▸ TASK DIRECTIONS: In the entries below, find each line bearing the string "zusätzlich" and copy it.

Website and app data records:
────────────────────

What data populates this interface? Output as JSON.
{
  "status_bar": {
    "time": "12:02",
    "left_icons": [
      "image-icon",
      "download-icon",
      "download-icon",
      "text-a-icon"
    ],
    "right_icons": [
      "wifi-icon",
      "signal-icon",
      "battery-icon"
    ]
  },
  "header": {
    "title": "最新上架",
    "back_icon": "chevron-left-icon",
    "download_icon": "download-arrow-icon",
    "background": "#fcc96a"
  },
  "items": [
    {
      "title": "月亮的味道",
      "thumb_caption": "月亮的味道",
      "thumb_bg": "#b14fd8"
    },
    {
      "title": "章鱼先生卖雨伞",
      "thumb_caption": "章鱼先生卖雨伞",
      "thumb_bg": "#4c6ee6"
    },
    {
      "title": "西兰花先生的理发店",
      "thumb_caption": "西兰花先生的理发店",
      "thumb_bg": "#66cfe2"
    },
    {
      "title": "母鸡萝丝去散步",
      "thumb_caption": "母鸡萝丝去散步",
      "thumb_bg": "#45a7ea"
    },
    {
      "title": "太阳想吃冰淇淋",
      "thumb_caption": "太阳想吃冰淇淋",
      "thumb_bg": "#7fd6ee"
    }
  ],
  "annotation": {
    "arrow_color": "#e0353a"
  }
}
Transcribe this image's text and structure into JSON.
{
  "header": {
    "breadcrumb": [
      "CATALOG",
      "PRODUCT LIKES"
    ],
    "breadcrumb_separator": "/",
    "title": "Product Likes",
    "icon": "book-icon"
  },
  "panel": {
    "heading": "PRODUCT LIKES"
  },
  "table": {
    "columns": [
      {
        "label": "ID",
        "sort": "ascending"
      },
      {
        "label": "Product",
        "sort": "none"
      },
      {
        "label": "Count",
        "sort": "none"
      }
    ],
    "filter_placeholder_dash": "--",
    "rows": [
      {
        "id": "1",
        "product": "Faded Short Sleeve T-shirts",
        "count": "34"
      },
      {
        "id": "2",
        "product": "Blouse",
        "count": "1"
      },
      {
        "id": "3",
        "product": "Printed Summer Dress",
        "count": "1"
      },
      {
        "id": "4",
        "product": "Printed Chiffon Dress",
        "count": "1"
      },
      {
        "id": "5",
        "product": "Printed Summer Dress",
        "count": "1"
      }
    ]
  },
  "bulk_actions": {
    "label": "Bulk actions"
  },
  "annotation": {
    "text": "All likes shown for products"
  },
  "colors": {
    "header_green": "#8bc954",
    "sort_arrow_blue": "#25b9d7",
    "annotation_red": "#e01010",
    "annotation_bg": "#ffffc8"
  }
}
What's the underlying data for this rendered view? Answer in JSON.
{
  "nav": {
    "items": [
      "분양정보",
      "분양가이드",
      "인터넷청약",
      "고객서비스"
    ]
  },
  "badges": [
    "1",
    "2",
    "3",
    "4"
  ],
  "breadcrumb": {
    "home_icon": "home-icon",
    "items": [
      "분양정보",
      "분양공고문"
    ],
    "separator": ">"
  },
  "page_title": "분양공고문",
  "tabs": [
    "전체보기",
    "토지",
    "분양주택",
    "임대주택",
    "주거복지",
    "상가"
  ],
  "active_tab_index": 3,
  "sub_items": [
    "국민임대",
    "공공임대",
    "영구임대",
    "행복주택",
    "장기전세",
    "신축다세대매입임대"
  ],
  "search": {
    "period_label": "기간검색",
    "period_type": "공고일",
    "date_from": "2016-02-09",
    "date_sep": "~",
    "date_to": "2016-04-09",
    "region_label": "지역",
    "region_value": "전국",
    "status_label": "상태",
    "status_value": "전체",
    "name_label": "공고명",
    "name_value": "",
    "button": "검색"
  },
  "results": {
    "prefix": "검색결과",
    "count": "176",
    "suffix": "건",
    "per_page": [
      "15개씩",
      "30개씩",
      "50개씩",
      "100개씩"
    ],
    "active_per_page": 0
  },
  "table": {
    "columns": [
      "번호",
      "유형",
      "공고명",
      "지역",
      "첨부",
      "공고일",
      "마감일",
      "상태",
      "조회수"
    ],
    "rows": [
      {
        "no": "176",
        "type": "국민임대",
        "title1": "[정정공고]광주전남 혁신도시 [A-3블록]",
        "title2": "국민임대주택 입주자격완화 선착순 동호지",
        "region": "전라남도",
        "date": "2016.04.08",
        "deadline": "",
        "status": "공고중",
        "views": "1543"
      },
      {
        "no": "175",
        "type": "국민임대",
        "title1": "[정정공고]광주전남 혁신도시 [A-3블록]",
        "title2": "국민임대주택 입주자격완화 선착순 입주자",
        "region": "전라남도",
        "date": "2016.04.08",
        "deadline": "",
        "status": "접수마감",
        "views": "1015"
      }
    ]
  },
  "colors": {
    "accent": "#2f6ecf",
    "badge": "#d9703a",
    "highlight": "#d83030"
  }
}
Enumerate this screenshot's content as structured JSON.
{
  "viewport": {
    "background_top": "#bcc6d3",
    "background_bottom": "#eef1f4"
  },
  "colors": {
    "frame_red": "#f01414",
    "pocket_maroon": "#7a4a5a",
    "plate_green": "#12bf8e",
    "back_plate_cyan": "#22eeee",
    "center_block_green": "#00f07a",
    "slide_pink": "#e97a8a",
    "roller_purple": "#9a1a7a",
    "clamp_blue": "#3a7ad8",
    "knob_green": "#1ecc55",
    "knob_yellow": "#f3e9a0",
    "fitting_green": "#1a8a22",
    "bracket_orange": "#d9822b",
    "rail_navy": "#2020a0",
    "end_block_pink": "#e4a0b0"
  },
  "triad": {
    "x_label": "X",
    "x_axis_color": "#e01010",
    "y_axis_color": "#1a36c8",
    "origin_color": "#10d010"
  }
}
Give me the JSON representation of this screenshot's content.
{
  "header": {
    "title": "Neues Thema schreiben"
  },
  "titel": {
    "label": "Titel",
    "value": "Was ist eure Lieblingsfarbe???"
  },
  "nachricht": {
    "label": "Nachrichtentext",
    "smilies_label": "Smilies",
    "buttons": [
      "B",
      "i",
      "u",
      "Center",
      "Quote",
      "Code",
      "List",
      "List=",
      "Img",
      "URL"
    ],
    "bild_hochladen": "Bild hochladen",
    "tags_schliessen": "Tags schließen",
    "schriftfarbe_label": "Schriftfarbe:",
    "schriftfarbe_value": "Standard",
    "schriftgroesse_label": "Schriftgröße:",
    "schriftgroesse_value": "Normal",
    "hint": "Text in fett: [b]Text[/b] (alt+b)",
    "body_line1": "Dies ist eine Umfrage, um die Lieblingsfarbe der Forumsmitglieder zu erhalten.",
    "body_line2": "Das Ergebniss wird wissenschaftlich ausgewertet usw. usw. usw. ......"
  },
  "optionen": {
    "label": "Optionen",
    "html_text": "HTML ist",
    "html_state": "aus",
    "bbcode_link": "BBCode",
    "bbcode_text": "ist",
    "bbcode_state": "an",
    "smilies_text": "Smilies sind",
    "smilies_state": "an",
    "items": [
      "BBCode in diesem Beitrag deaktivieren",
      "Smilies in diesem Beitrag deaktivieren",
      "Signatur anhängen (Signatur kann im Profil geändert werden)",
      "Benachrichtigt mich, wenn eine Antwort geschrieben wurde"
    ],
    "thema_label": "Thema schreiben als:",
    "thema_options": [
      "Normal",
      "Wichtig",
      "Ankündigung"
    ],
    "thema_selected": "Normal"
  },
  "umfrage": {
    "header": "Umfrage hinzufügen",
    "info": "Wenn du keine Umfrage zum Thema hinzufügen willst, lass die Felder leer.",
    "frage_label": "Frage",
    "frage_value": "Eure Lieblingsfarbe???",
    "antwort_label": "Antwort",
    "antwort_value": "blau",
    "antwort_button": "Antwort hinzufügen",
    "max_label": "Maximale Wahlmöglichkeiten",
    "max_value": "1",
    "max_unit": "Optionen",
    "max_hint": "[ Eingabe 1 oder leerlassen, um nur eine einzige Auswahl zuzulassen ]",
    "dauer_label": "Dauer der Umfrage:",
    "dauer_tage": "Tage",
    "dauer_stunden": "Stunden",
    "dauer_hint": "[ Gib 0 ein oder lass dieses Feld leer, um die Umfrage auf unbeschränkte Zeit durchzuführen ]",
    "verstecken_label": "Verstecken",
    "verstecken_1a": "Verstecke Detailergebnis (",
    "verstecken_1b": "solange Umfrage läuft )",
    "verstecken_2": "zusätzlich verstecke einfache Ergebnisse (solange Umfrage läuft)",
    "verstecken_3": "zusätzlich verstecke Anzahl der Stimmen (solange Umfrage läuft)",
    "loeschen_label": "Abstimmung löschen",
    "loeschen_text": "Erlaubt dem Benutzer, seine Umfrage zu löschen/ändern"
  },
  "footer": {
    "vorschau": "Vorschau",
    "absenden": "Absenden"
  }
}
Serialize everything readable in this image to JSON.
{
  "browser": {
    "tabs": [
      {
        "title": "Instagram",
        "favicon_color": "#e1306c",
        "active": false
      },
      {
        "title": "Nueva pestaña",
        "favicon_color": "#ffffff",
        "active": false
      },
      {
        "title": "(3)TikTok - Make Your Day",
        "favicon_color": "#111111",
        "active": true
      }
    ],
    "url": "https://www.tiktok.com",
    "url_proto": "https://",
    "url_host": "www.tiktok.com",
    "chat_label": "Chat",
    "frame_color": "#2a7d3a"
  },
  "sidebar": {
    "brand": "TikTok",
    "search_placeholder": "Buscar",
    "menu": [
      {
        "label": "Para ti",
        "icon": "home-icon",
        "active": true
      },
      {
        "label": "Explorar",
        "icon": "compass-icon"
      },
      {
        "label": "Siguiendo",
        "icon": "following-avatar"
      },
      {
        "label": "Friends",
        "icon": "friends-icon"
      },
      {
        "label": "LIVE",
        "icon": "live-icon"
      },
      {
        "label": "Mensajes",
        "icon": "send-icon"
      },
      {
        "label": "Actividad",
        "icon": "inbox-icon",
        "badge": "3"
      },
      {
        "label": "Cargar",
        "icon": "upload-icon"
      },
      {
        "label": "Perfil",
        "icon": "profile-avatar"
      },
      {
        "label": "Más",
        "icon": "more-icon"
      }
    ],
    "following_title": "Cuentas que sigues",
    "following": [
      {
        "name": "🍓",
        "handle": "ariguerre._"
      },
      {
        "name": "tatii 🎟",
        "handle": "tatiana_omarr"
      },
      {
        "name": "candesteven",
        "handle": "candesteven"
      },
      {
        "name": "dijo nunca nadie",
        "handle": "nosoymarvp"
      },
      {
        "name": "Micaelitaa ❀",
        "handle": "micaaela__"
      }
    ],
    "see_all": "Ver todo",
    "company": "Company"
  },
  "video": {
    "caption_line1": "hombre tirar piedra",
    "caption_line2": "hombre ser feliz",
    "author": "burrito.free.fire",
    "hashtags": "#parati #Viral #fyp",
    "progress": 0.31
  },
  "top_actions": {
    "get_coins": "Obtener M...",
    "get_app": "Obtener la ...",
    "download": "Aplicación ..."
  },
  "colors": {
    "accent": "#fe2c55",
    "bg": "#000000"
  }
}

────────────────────

▸ FINAL ANSWER:
    "verstecken_2": "zusätzlich verstecke einfache Ergebnisse (solange Umfrage läuft)",
    "verstecken_3": "zusätzlich verstecke Anzahl der Stimmen (solange Umfrage läuft)",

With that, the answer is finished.